4 games to go.
I distinctly remember the off days leading up to the ’06 series. I was watching John Kruk (on ESPN) during the Cardinals/Mets series, and someone asked him who his pick would be to win the NLCS. Kruk just laughed and said something to the effect of “does it matter? Detroit’s going to win the whole thing.” What a great feeling that was. And how quickly it dissipated after game 4 in Detroit.
I think we all felt that way leading up to Wednesday’s game, even in spite of the long off days WS stats. But now the stuff has hit the fan…check this out:
Of the 52 World Series to see a team go up 2 games to zero, 41 of those teams leading have hung on to win the series. Further, only one team out of the last fifteen trailing 0-2 has triumphed over their opponent. The Tigers are 0-2 in WS when they started 0-2.
From what I’m reading, many of you want to blame Leyland, but honestly, I just don’t see it. Here are my thoughts (just my opinion, feel free to counter):
- Game 1 is on Verlander. He gets lauded like an ace, he gets paid like an ace and he dates like an ace. He needs to pitch like one. To pin that one on anyone else is ridiculous. I don’t expect him to pitch a shutout every time out, but he needs to get through 6 or 7 and give the team a chance to win.

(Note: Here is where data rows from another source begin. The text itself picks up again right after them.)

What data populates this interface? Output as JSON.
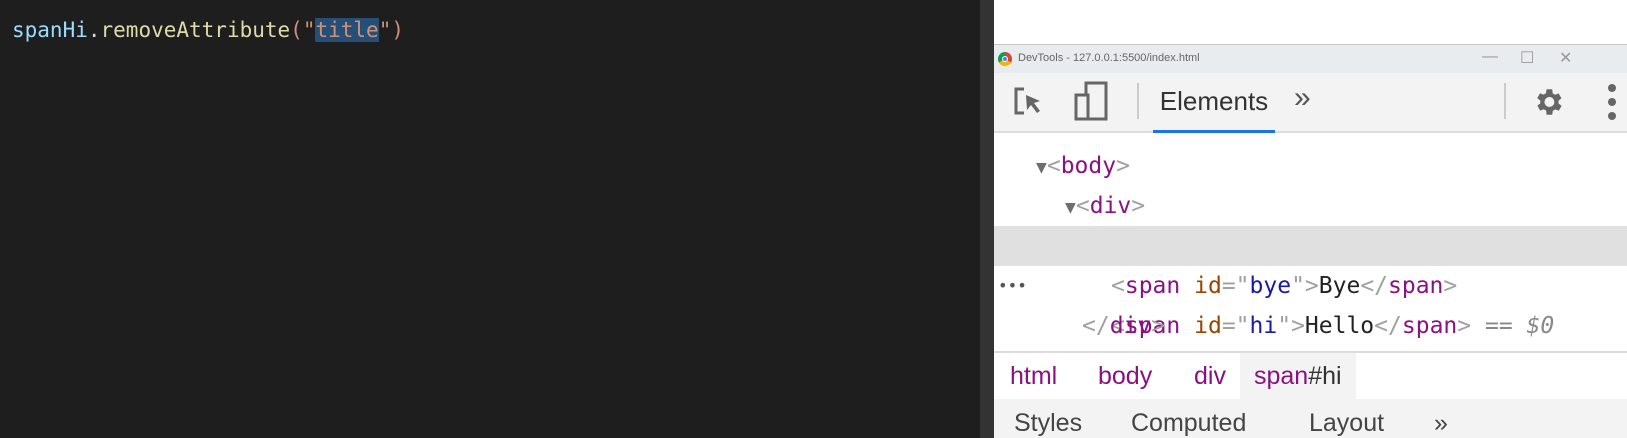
{
  "editor": {
    "code": {
      "object": "spanHi",
      "dot": ".",
      "method": "removeAttribute",
      "open": "(\"",
      "selected": "title",
      "close": "\")"
    },
    "colors": {
      "background": "#1e1e1e",
      "variable": "#9cdcfe",
      "function": "#dcdcaa",
      "string": "#ce9178",
      "selection": "#264f78"
    }
  },
  "devtools": {
    "window_title": "DevTools - 127.0.0.1:5500/index.html",
    "window_controls": {
      "minimize": "—",
      "maximize": "☐",
      "close": "✕"
    },
    "toolbar": {
      "inspect_icon": "inspect-element-icon",
      "device_icon": "device-toggle-icon",
      "active_tab": "Elements",
      "more_tabs": "»",
      "settings_icon": "gear-icon",
      "menu_icon": "kebab-menu-icon"
    },
    "accent": "#1a73e8",
    "tree": {
      "body": {
        "open": "<",
        "tag": "body",
        "close": ">"
      },
      "div": {
        "open": "<",
        "tag": "div",
        "close": ">"
      },
      "span_hi": {
        "ellipsis": "•••",
        "tag": "span",
        "attr": "id",
        "value": "hi",
        "text": "Hello",
        "marker": "== $0"
      },
      "span_bye": {
        "tag": "span",
        "attr": "id",
        "value": "bye",
        "text": "Bye"
      },
      "div_close": {
        "tag": "div"
      }
    },
    "breadcrumbs": [
      {
        "label": "html"
      },
      {
        "label": "body"
      },
      {
        "label": "div"
      },
      {
        "label": "span",
        "suffix": "#hi"
      }
    ],
    "lower_tabs": [
      "Styles",
      "Computed",
      "Layout",
      "»"
    ]
  }
}
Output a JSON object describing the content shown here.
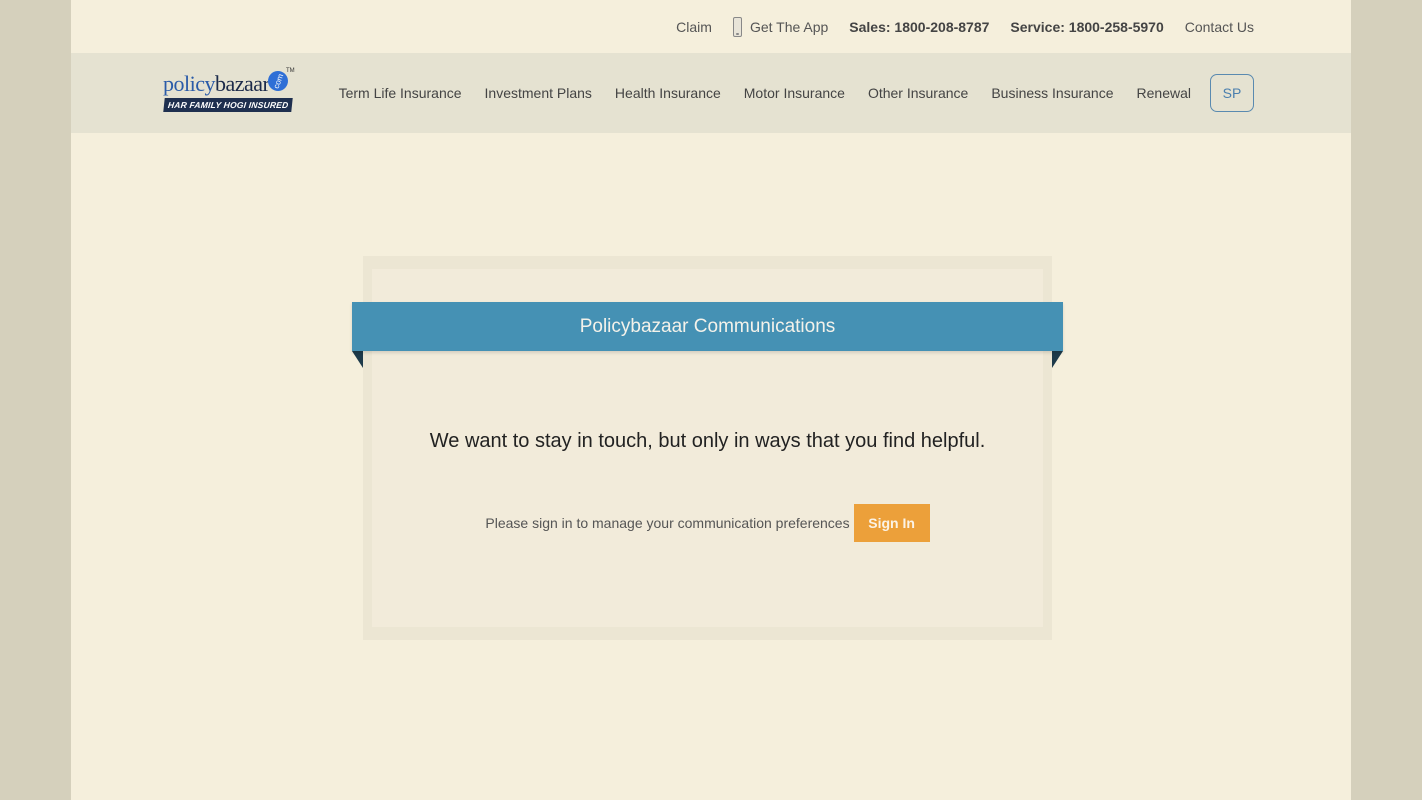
{
  "topbar": {
    "claim": "Claim",
    "get_app": "Get The App",
    "sales": "Sales: 1800-208-8787",
    "service": "Service: 1800-258-5970",
    "contact": "Contact Us"
  },
  "logo": {
    "word_part1": "policy",
    "word_part2": "bazaar",
    "dot_text": "com",
    "tm": "TM",
    "tagline": "HAR FAMILY HOGI INSURED"
  },
  "nav": {
    "items": [
      {
        "label": "Term Life Insurance"
      },
      {
        "label": "Investment Plans"
      },
      {
        "label": "Health Insurance"
      },
      {
        "label": "Motor Insurance"
      },
      {
        "label": "Other Insurance"
      },
      {
        "label": "Business Insurance"
      },
      {
        "label": "Renewal"
      }
    ],
    "user_initials": "SP"
  },
  "card": {
    "title": "Policybazaar Communications",
    "headline": "We want to stay in touch, but only in ways that you find helpful.",
    "prompt": "Please sign in to manage your communication preferences",
    "signin_label": "Sign In"
  },
  "colors": {
    "page_bg": "#f5efdc",
    "ribbon": "#4591b4",
    "signin_button": "#eca03a"
  }
}
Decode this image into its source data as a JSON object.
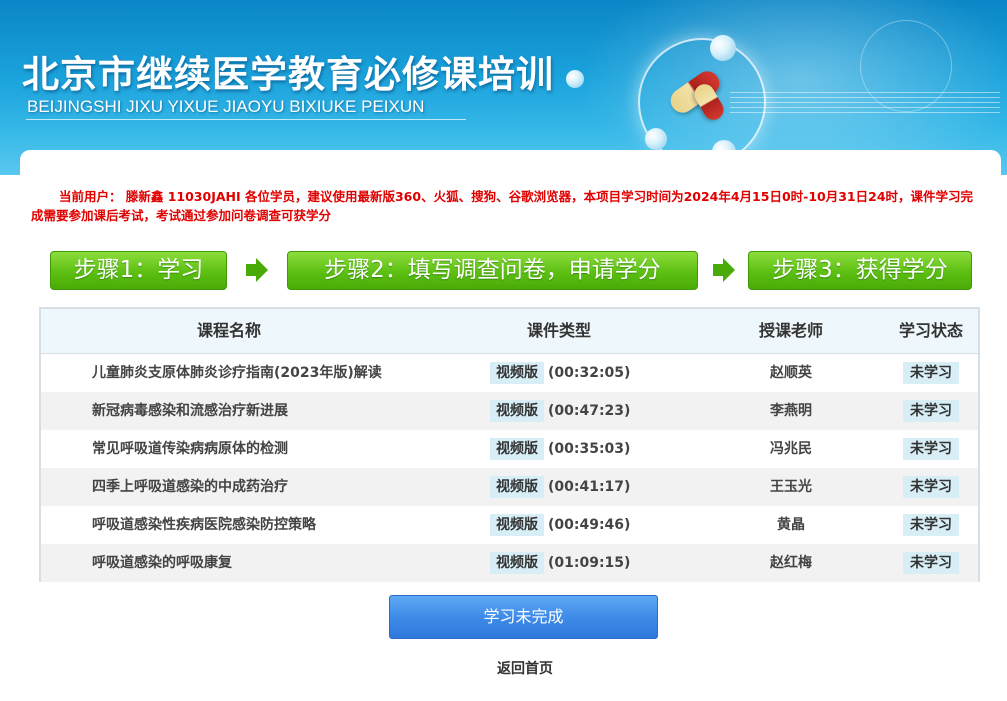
{
  "banner": {
    "title": "北京市继续医学教育必修课培训",
    "subtitle": "BEIJINGSHI JIXU YIXUE JIAOYU BIXIUKE PEIXUN"
  },
  "notice": {
    "text": "当前用户： 滕新鑫 11030JAHI  各位学员，建议使用最新版360、火狐、搜狗、谷歌浏览器，本项目学习时间为2024年4月15日0时-10月31日24时，课件学习完成需要参加课后考试，考试通过参加问卷调查可获学分"
  },
  "steps": [
    {
      "label": "步骤1：学习"
    },
    {
      "label": "步骤2：填写调查问卷，申请学分"
    },
    {
      "label": "步骤3：获得学分"
    }
  ],
  "table": {
    "headers": {
      "name": "课程名称",
      "type": "课件类型",
      "teacher": "授课老师",
      "status": "学习状态"
    },
    "rows": [
      {
        "name": "儿童肺炎支原体肺炎诊疗指南(2023年版)解读",
        "type": "视频版",
        "duration": "(00:32:05)",
        "teacher": "赵顺英",
        "status": "未学习"
      },
      {
        "name": "新冠病毒感染和流感治疗新进展",
        "type": "视频版",
        "duration": "(00:47:23)",
        "teacher": "李燕明",
        "status": "未学习"
      },
      {
        "name": "常见呼吸道传染病病原体的检测",
        "type": "视频版",
        "duration": "(00:35:03)",
        "teacher": "冯兆民",
        "status": "未学习"
      },
      {
        "name": "四季上呼吸道感染的中成药治疗",
        "type": "视频版",
        "duration": "(00:41:17)",
        "teacher": "王玉光",
        "status": "未学习"
      },
      {
        "name": "呼吸道感染性疾病医院感染防控策略",
        "type": "视频版",
        "duration": "(00:49:46)",
        "teacher": "黄晶",
        "status": "未学习"
      },
      {
        "name": "呼吸道感染的呼吸康复",
        "type": "视频版",
        "duration": "(01:09:15)",
        "teacher": "赵红梅",
        "status": "未学习"
      }
    ]
  },
  "actions": {
    "study_button": "学习未完成",
    "back_home": "返回首页"
  },
  "colors": {
    "banner_blue": "#1ba3dc",
    "step_green": "#5cbf12",
    "notice_red": "#e00000",
    "button_blue": "#3e8be8",
    "badge_bg": "#d7eef7"
  },
  "icons": {
    "step_arrow": "arrow-right-icon",
    "banner_art": "capsule-pill-icon"
  }
}
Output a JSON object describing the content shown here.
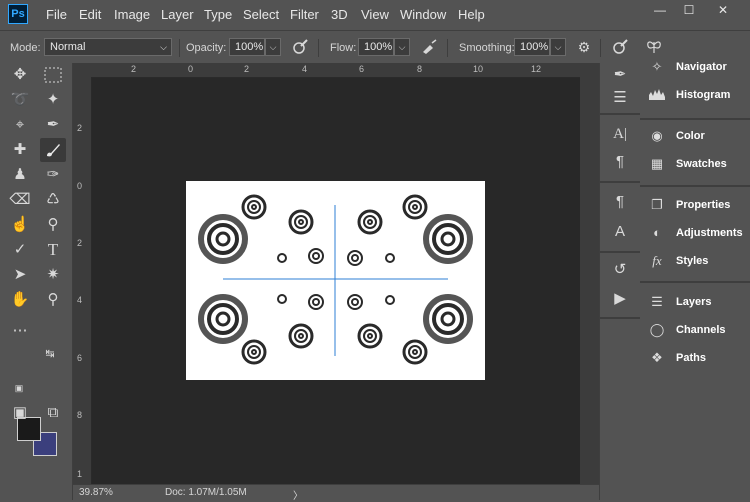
{
  "app": {
    "logo": "Ps"
  },
  "menu": [
    "File",
    "Edit",
    "Image",
    "Layer",
    "Type",
    "Select",
    "Filter",
    "3D",
    "View",
    "Window",
    "Help"
  ],
  "window_controls": {
    "minimize": "—",
    "restore": "☐",
    "close": "✕"
  },
  "options": {
    "mode_label": "Mode:",
    "mode_value": "Normal",
    "opacity_label": "Opacity:",
    "opacity_value": "100%",
    "flow_label": "Flow:",
    "flow_value": "100%",
    "smoothing_label": "Smoothing:",
    "smoothing_value": "100%"
  },
  "rulers": {
    "horizontal": [
      "2",
      "0",
      "2",
      "4",
      "6",
      "8",
      "10",
      "12"
    ],
    "vertical": [
      "2",
      "0",
      "2",
      "4",
      "6",
      "8",
      "1"
    ]
  },
  "status": {
    "zoom": "39.87%",
    "doc": "Doc: 1.07M/1.05M",
    "arrow": "〉"
  },
  "panels": [
    "Navigator",
    "Histogram",
    "Color",
    "Swatches",
    "Properties",
    "Adjustments",
    "Styles",
    "Layers",
    "Channels",
    "Paths"
  ],
  "colors": {
    "foreground": "#1a1a1a",
    "background": "#3b3f7d",
    "guide": "#2e7fd6"
  }
}
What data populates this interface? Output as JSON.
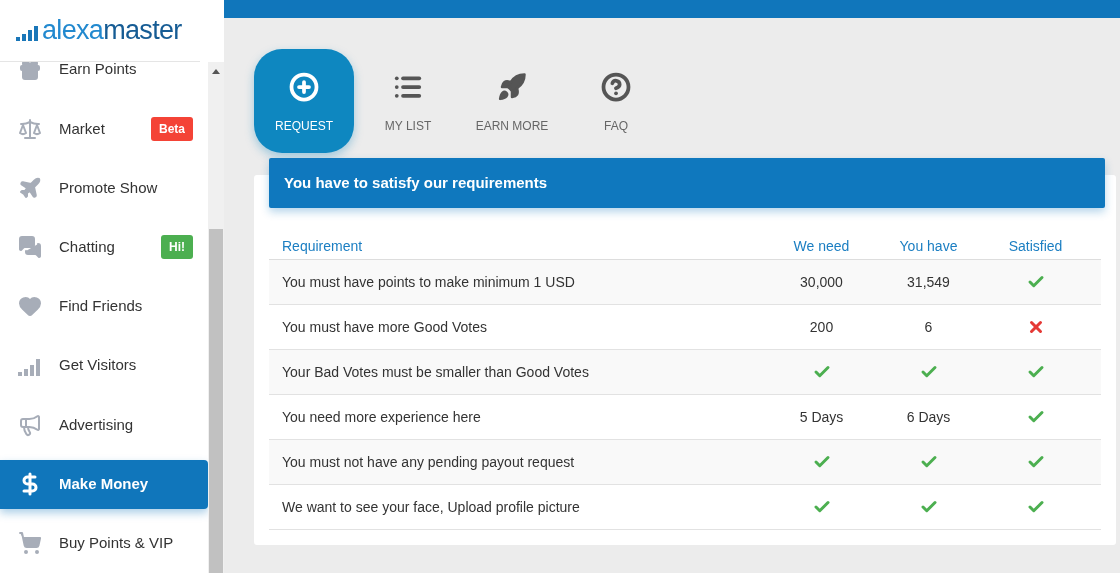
{
  "logo": {
    "text_light": "alexa",
    "text_dark": "master"
  },
  "sidebar": {
    "items": [
      {
        "label": "Earn Points",
        "kind": "gift",
        "selected": false
      },
      {
        "label": "Market",
        "kind": "scale",
        "selected": false,
        "badge": {
          "text": "Beta",
          "color": "#f44336"
        }
      },
      {
        "label": "Promote Show",
        "kind": "plane",
        "selected": false
      },
      {
        "label": "Chatting",
        "kind": "chat",
        "selected": false,
        "badge": {
          "text": "Hi!",
          "color": "#4caf50"
        }
      },
      {
        "label": "Find Friends",
        "kind": "heart",
        "selected": false
      },
      {
        "label": "Get Visitors",
        "kind": "signal",
        "selected": false
      },
      {
        "label": "Advertising",
        "kind": "ad",
        "selected": false
      },
      {
        "label": "Make Money",
        "kind": "dollar",
        "selected": true
      },
      {
        "label": "Buy Points & VIP",
        "kind": "cart",
        "selected": false
      }
    ]
  },
  "tabs": [
    {
      "label": "REQUEST",
      "kind": "plus",
      "selected": true
    },
    {
      "label": "MY LIST",
      "kind": "list",
      "selected": false
    },
    {
      "label": "EARN MORE",
      "kind": "rocket",
      "selected": false
    },
    {
      "label": "FAQ",
      "kind": "question",
      "selected": false
    }
  ],
  "panel": {
    "title": "You have to satisfy our requirements",
    "table": {
      "columns": [
        "Requirement",
        "We need",
        "You have",
        "Satisfied"
      ],
      "rows": [
        {
          "cells": [
            {
              "kind": "text",
              "text": "You must have points to make minimum 1 USD"
            },
            {
              "kind": "text",
              "text": "30,000"
            },
            {
              "kind": "text",
              "text": "31,549"
            },
            {
              "kind": "check"
            }
          ]
        },
        {
          "cells": [
            {
              "kind": "text",
              "text": "You must have more Good Votes"
            },
            {
              "kind": "text",
              "text": "200"
            },
            {
              "kind": "text",
              "text": "6"
            },
            {
              "kind": "cross"
            }
          ]
        },
        {
          "cells": [
            {
              "kind": "text",
              "text": "Your Bad Votes must be smaller than Good Votes"
            },
            {
              "kind": "check"
            },
            {
              "kind": "check"
            },
            {
              "kind": "check"
            }
          ]
        },
        {
          "cells": [
            {
              "kind": "text",
              "text": "You need more experience here"
            },
            {
              "kind": "text",
              "text": "5 Days"
            },
            {
              "kind": "text",
              "text": "6 Days"
            },
            {
              "kind": "check"
            }
          ]
        },
        {
          "cells": [
            {
              "kind": "text",
              "text": "You must not have any pending payout request"
            },
            {
              "kind": "check"
            },
            {
              "kind": "check"
            },
            {
              "kind": "check"
            }
          ]
        },
        {
          "cells": [
            {
              "kind": "text",
              "text": "We want to see your face, Upload profile picture"
            },
            {
              "kind": "check"
            },
            {
              "kind": "check"
            },
            {
              "kind": "check"
            }
          ]
        }
      ]
    }
  }
}
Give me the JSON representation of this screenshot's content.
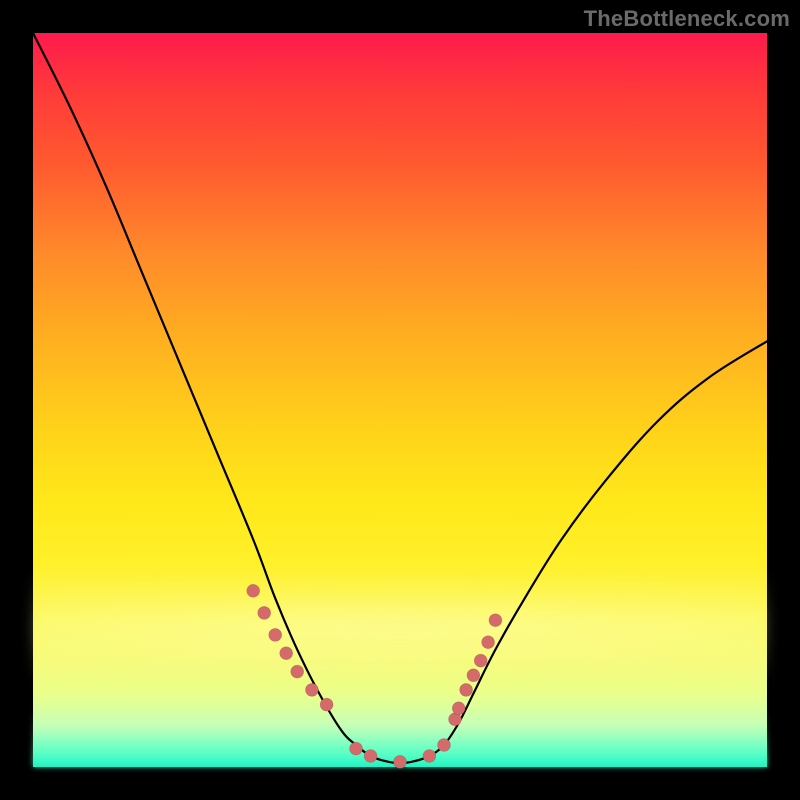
{
  "watermark": "TheBottleneck.com",
  "colors": {
    "frame": "#000000",
    "curve": "#000000",
    "dot": "#d46a6a",
    "gradient_top": "#ff1a4d",
    "gradient_bottom": "#18f0c0"
  },
  "chart_data": {
    "type": "line",
    "title": "",
    "xlabel": "",
    "ylabel": "",
    "xlim": [
      0,
      100
    ],
    "ylim": [
      0,
      100
    ],
    "grid": false,
    "legend": false,
    "notes": "Bottleneck-style curve on a red→yellow→green vertical gradient. No axis ticks or labels are rendered in the image; x and y are normalized 0–100 estimates read from pixel position. Lower y = closer to optimal (green). Pink dots mark highlighted sample points near the valley.",
    "series": [
      {
        "name": "curve",
        "x": [
          0,
          5,
          10,
          15,
          20,
          25,
          30,
          33,
          36,
          39,
          42,
          44,
          46,
          48,
          50,
          52,
          54,
          56,
          58,
          60,
          63,
          67,
          72,
          78,
          85,
          92,
          100
        ],
        "y": [
          100,
          90,
          79,
          67,
          55,
          43,
          31,
          23,
          16,
          10,
          5,
          3,
          1.5,
          0.8,
          0.5,
          0.8,
          1.5,
          3,
          6,
          10,
          16,
          23,
          31,
          39,
          47,
          53,
          58
        ]
      }
    ],
    "highlight_points": {
      "name": "dots",
      "x": [
        30,
        31.5,
        33,
        34.5,
        36,
        38,
        40,
        44,
        46,
        50,
        54,
        56,
        57.5,
        58,
        59,
        60,
        61,
        62,
        63
      ],
      "y": [
        24,
        21,
        18,
        15.5,
        13,
        10.5,
        8.5,
        2.5,
        1.5,
        0.7,
        1.5,
        3,
        6.5,
        8,
        10.5,
        12.5,
        14.5,
        17,
        20
      ]
    }
  }
}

- Game 2- I actually agreed with Lamont’s decision to send Fielder based on where the ball was, and the moment in the game. At worst it’s a 50/50 call. I don’t want to release him for the blown decisions all season long, but I don’t think Lamont/or Leyland is to blame for game 2. You blame the bats or credit the Giants’ pitchers, but I don’t know what different managerial decisions Leyland could have made. If you want to question playing back for the double play, that’s fine, but the Tigers are an above average offensive team. We can’t be scared of a run.
But let’s move on.
I don’t want to talk about the rest of the series, I want to talk about one game. Let’s be honest, tonight is a must win.
The Tigers will have their work cut out for them against righty Ryan Vogelsong. Vogelsong returned to MLB in 2011 after 3 years in Japan. His 2011 campaign was good enough to land him an All-Star spot, and in 2012 he went 14-9 with a 3.37 ERA, .242 BAA and 1.23 WHIP. He throws a low to mid-90’s fastball (4 seam and 2 seam), along with a slider, curve and change-up. One of the greatest reasons for his improvement has been his K rate, which is 6.74/9 for his MLB career, but was 6.96/9 in 2011, and 7.5/9 for 2012. He’s striking out 8.52/9 this postseason.
Speaking of the postseason, he’s been phenomenal, posting a 1.42 ERA and a .89 WHIP covering 3 starts and 19 innings. His splits are pretty routine for an above average righty, and he walks about 3 per game. Oh yeah – he had a streak of 16 consecutive quality starts earlier this season.
Anibal Sanchez will need to bring his best stuff tonight. I like where his head is right now:
“We need to start over,” … “We need to forget what happened in San Francisco. I know we’ve got the talent. That’s why we’re here.”
Sanchez has the physical capabilities, and I have been impressed with his composure. Plus, he’s 3-1 in 5 career starts versus the Giants. Blanco is 4-7 off of Sanchez, and Pence is 6-18. Sandoval is 1-6 with 0 HR.
Here’s why we win tonight:
1) The Tigers were 22-8 at Comerica to close out the season and are 4-0 at Comerica in the postseason.
2) Andy Dirks is in the lineup and covering left field.
3) We’re simply too good to lose 3 in a row.
Tonight’s Back in the Series Lineup
1. Jackson, CF
2. Berry, LF
3. Cabrera, 3B (1-for-5 off Vogelsong)
4. Fielder, 1B (0-for-3 off Vogelsong)
5. Young, DH (1-for-3 off Vogelsong)
6. Dirks, RF (0-for-3, 2 K’s off Vogelsong)
7. Peralta, SS (1-for-2, 1 walk off Vogelsong)
8. Avila, C (0-for-1, 2 walks off Vogelsong)
9. Infante, 2B (7-for-11 off Vogelsong)